After five years at the helm of Fiorentina, Cesare Prandelli’s decision to take over the Italian national team was seen as an opportunity for the club to enter into a new dawn, and the man charged with the task of overseeing this project was a veteran of Serie A – a man with playing experience at Roma, Sampdoria, Lazio and Inter , and coaching experience at Bologna and Catania – Siniša Mihajlović.
Expectations at the Stadio Artemio Franchi were high, with the possibility of a Europa League or a Champions League finish a target for the Florence based outfit. Such anticipation though was ultimately short lived. It took la Viola until the final weekend of September to record their first victory under the stewardship of Mihajlović, a 2-0 defeat of Parma thanks to a penalty from Serbian Adem Ljajić and a strike from full-back Lorenzo De Silvestri. Only four more wins would accompany that Parma victory before the winter break, with Bari, Chievo, Cesena and Cagliari the victims.
What will have been of grave concern to Coach Mihajlović at Christmas was the identity of Fiorentina’s conquerors, the likes of Lazio, Palermo, Roma and Milan all taking three points from la Viola – all clubs that would be challenging for European football. Continental competition was the furthest thing from Fiorentina’s mind at the halfway stage though, with the club being touted as surprise relegation candidates.
The turn of the year would see fortune begin to favour Mihajlović and his side as victories over Brescia, Genoa and Palermo along with a scoreless draw away at Scudetto chasing Napoli went a long way to easing any demotion talk.

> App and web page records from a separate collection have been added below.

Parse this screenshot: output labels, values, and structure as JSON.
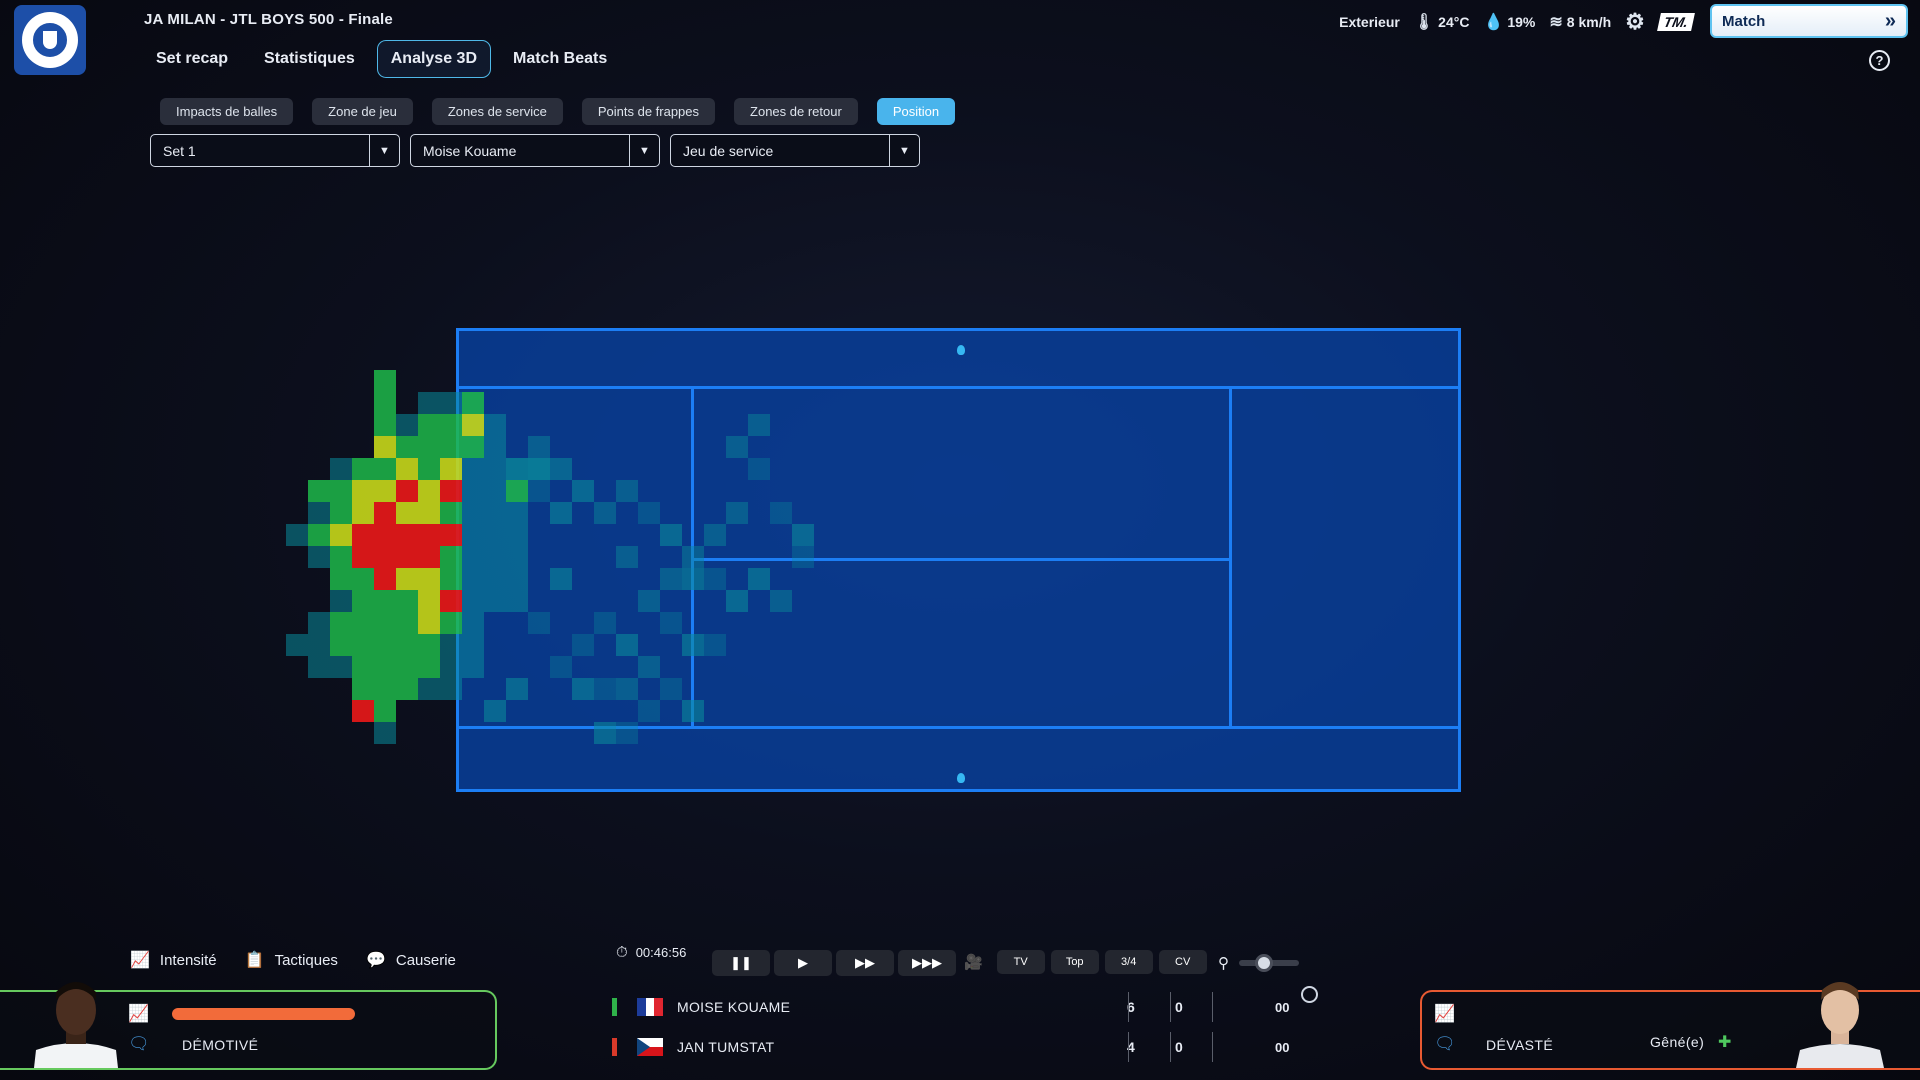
{
  "header": {
    "match_title": "JA MILAN - JTL BOYS 500 - Finale",
    "tabs": [
      {
        "label": "Set recap",
        "active": false
      },
      {
        "label": "Statistiques",
        "active": false
      },
      {
        "label": "Analyse 3D",
        "active": true
      },
      {
        "label": "Match Beats",
        "active": false
      }
    ],
    "weather": {
      "conditions": "Exterieur",
      "temperature": "24°C",
      "humidity": "19%",
      "wind": "8 km/h"
    },
    "brand_logo_text": "TM.",
    "match_button_label": "Match",
    "match_button_chevron": "»",
    "help_label": "?"
  },
  "analysis": {
    "sub_tabs": [
      {
        "label": "Impacts de balles",
        "active": false
      },
      {
        "label": "Zone de jeu",
        "active": false
      },
      {
        "label": "Zones de service",
        "active": false
      },
      {
        "label": "Points de frappes",
        "active": false
      },
      {
        "label": "Zones de retour",
        "active": false
      },
      {
        "label": "Position",
        "active": true
      }
    ],
    "filters": {
      "set": "Set 1",
      "player": "Moise Kouame",
      "game_type": "Jeu de service"
    }
  },
  "heatmap": {
    "description_colors": {
      "low": "#0a8a9a",
      "mid": "#1eb84a",
      "high": "#c6d81a",
      "peak": "#e01818"
    }
  },
  "controls": {
    "intensity_label": "Intensité",
    "tactics_label": "Tactiques",
    "talk_label": "Causerie",
    "match_time": "00:46:56",
    "camera_buttons": [
      "TV",
      "Top",
      "3/4",
      "CV"
    ],
    "zoom_level": 0.42
  },
  "players": {
    "left": {
      "mood": "DÉMOTIVÉ",
      "energy": 0.85,
      "energy_color": "#f26b3a",
      "card_color": "#66c95e"
    },
    "right": {
      "mood": "DÉVASTÉ",
      "status": "Gêné(e)",
      "card_color": "#e85a32"
    }
  },
  "scoreboard": {
    "rows": [
      {
        "name": "MOISE KOUAME",
        "sets": "6",
        "games": "0",
        "points": "00",
        "stripe": "#2fb34a"
      },
      {
        "name": "JAN TUMSTAT",
        "sets": "4",
        "games": "0",
        "points": "00",
        "stripe": "#d93a2a"
      }
    ]
  }
}
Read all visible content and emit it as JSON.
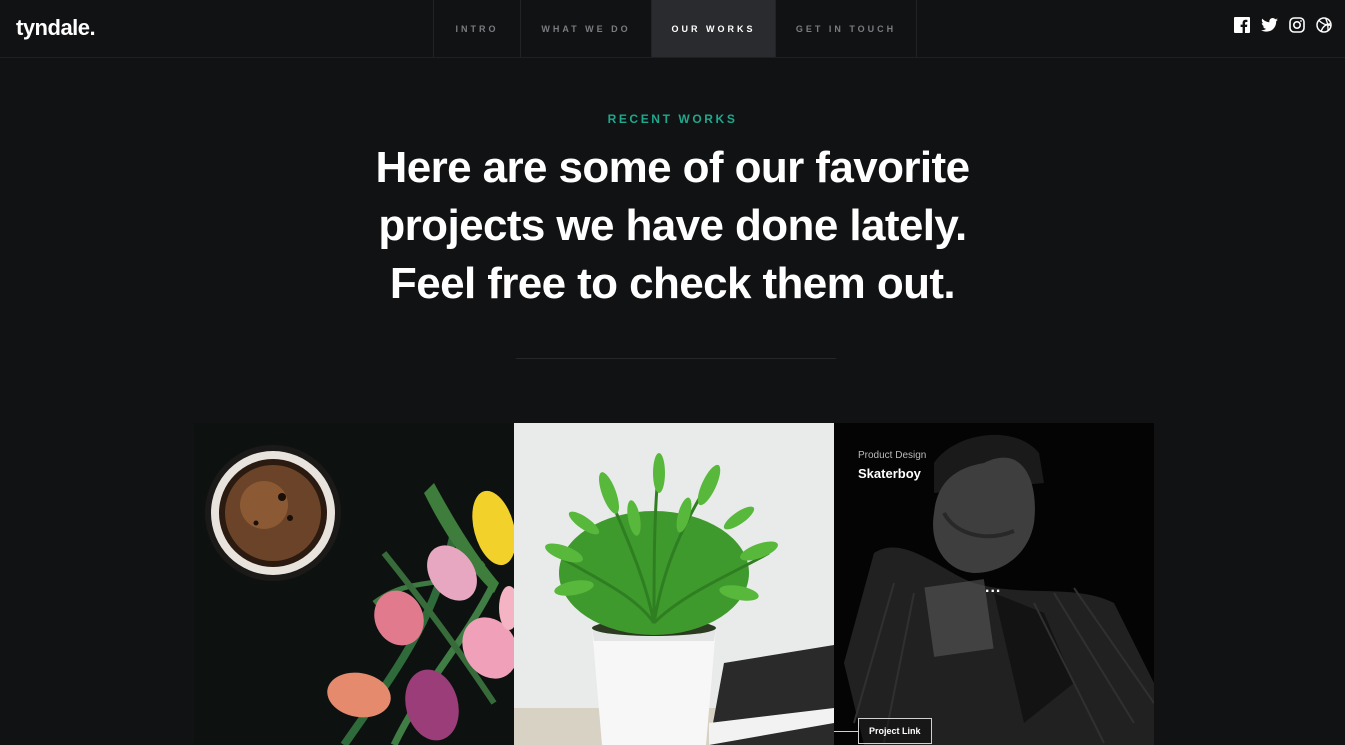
{
  "brand": {
    "logo": "tyndale."
  },
  "nav": [
    {
      "label": "INTRO",
      "active": false
    },
    {
      "label": "WHAT WE DO",
      "active": false
    },
    {
      "label": "OUR WORKS",
      "active": true
    },
    {
      "label": "GET IN TOUCH",
      "active": false
    }
  ],
  "social": [
    "facebook-icon",
    "twitter-icon",
    "instagram-icon",
    "dribbble-icon"
  ],
  "section": {
    "eyebrow": "RECENT WORKS",
    "headline": "Here are some of our favorite projects we have done lately. Feel free to check them out."
  },
  "works": [
    {
      "image": "coffee-and-tulips"
    },
    {
      "image": "potted-plant"
    },
    {
      "image": "skater-portrait",
      "category": "Product Design",
      "title": "Skaterboy",
      "more": "...",
      "link": "Project Link"
    }
  ],
  "colors": {
    "accent": "#1fa88c",
    "background": "#111214",
    "active_nav": "#2a2b2e"
  }
}
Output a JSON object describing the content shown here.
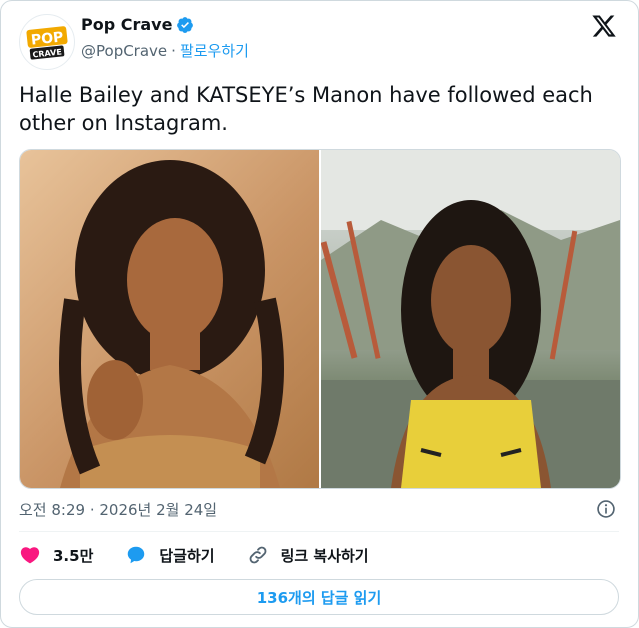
{
  "author": {
    "display_name": "Pop Crave",
    "handle": "@PopCrave",
    "separator": "·",
    "follow_label": "팔로우하기",
    "verified": true,
    "avatar_text_top": "POP",
    "avatar_text_bottom": "CRAVE"
  },
  "tweet": {
    "text": "Halle Bailey and KATSEYE’s Manon have followed each other on Instagram.",
    "media": [
      {
        "alt": "photo-halle-bailey"
      },
      {
        "alt": "photo-manon"
      }
    ],
    "timestamp": "오전 8:29 · 2026년 2월 24일"
  },
  "actions": {
    "likes": "3.5만",
    "reply_label": "답글하기",
    "copy_link_label": "링크 복사하기"
  },
  "read_replies_label": "136개의 답글 읽기",
  "colors": {
    "accent": "#1d9bf0",
    "like": "#f91880",
    "text": "#0f1419",
    "muted": "#536471",
    "avatar_brand": "#f2a900"
  },
  "icons": [
    "verified-badge-icon",
    "x-logo-icon",
    "info-icon",
    "heart-icon",
    "reply-bubble-icon",
    "link-icon"
  ]
}
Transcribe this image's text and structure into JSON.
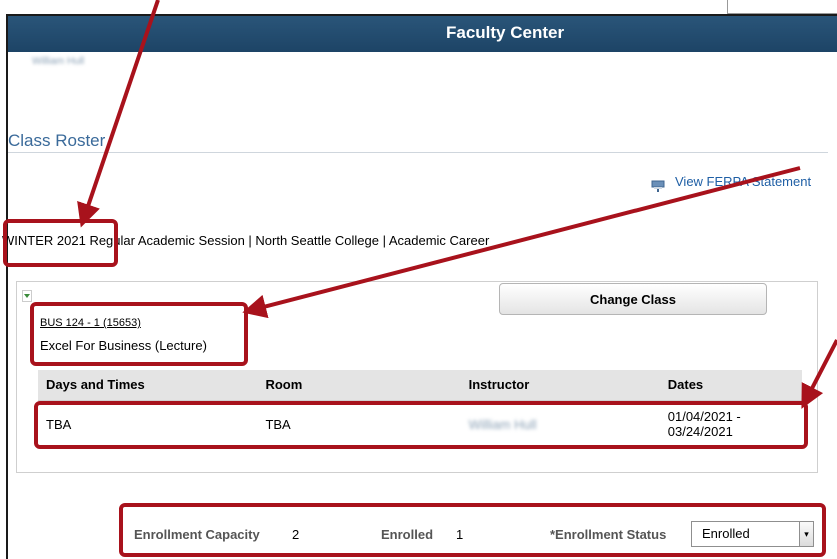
{
  "header": {
    "title": "Faculty Center"
  },
  "user": {
    "name": "William Hull"
  },
  "page": {
    "section_title": "Class Roster",
    "ferpa_link": "View FERPA Statement",
    "term": "WINTER 2021",
    "term_details": "Regular Academic Session | North Seattle College | Academic Career"
  },
  "class_info": {
    "code": "BUS 124 - 1 (15653)",
    "description": "Excel For Business (Lecture)",
    "change_button": "Change Class"
  },
  "meeting_table": {
    "headers": [
      "Days and Times",
      "Room",
      "Instructor",
      "Dates"
    ],
    "rows": [
      {
        "days_times": "TBA",
        "room": "TBA",
        "instructor": "William Hull",
        "dates": "01/04/2021 - 03/24/2021"
      }
    ]
  },
  "enrollment": {
    "capacity_label": "Enrollment Capacity",
    "capacity_value": "2",
    "enrolled_label": "Enrolled",
    "enrolled_value": "1",
    "status_label": "*Enrollment Status",
    "status_value": "Enrolled"
  },
  "colors": {
    "header_bg": "#1d4466",
    "title": "#3a6a9a",
    "link": "#1f5fa5",
    "annotation": "#a8121c"
  }
}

With their status as a Serie A club all but assured by mid-February, Fiorentina’s lack of consistency would continue to hamper any chance of a significant move up the league table. The Gigliati were only able to win back-to-back fixtures on just two occasions while they were unable to put together a three game winning streak at any stage during the campaign.
With the season drawing to a close, a top half finish appeared on the horizon, although throughout March and April Fiorentina would only take maximum points on three occasions – against Catania, Chievo and Cagliari. That Cagliari win was only their second double of the season, having also beaten Chievo twice.
May would also prove to be a less than inspiring month, with the only shining light being a 5-2 thrashing of Champions League bound Udinese. Runners-up Inter saw off the Fiorentina challenge comfortably, while Bologna and already relegated Brescia claimed a draw from their encounters with the Violets.
So, for a season that got underway with such high hopes, it proved be a fruitless few months for Fiorentina. A return of just 49 goals from 38 fixtures tells its own story. And what’s worse, stars such as Riccardo Montolivo and Juan Vargas are now being heavily linked with a summer transfer.
Coach – Sinisa Mihajlović:
Few Coach’s will have suffered as much speculation regarding their job this season as Mihajlović. The former Inter star defied the odds however, managing to keep hold of his job to guide la Viola to a ninth place finish. But a poor start next season could prove to be the end of his reign.
Player of the season – Alberto Gilardino:
Gilardino’s 12 goal contribution was a major reason for Fiorentina’s top half finish this season. The 28-year-old, who also weighed in with three assists, has recently been linked with a move to Marseille. His departure would leave a gaping hole in the club’s frontline.
Turning Point – The Adrian Mutu Saga:
Is he leaving? Is he staying? Those were the two questions that dominated the first half of Fiorentina’s season. The club’s decision to reinstate the disruptive Romanian in February hardly inspired an upturn in fortunes, with many of his teammates appearing to lose faith in the former Juventus striker.
Average Starting XI:
De Silvestri – Gamberini – Kroldrup – Pasqual
Montolivo – Donadel – Vargas
Gilardino – Mutu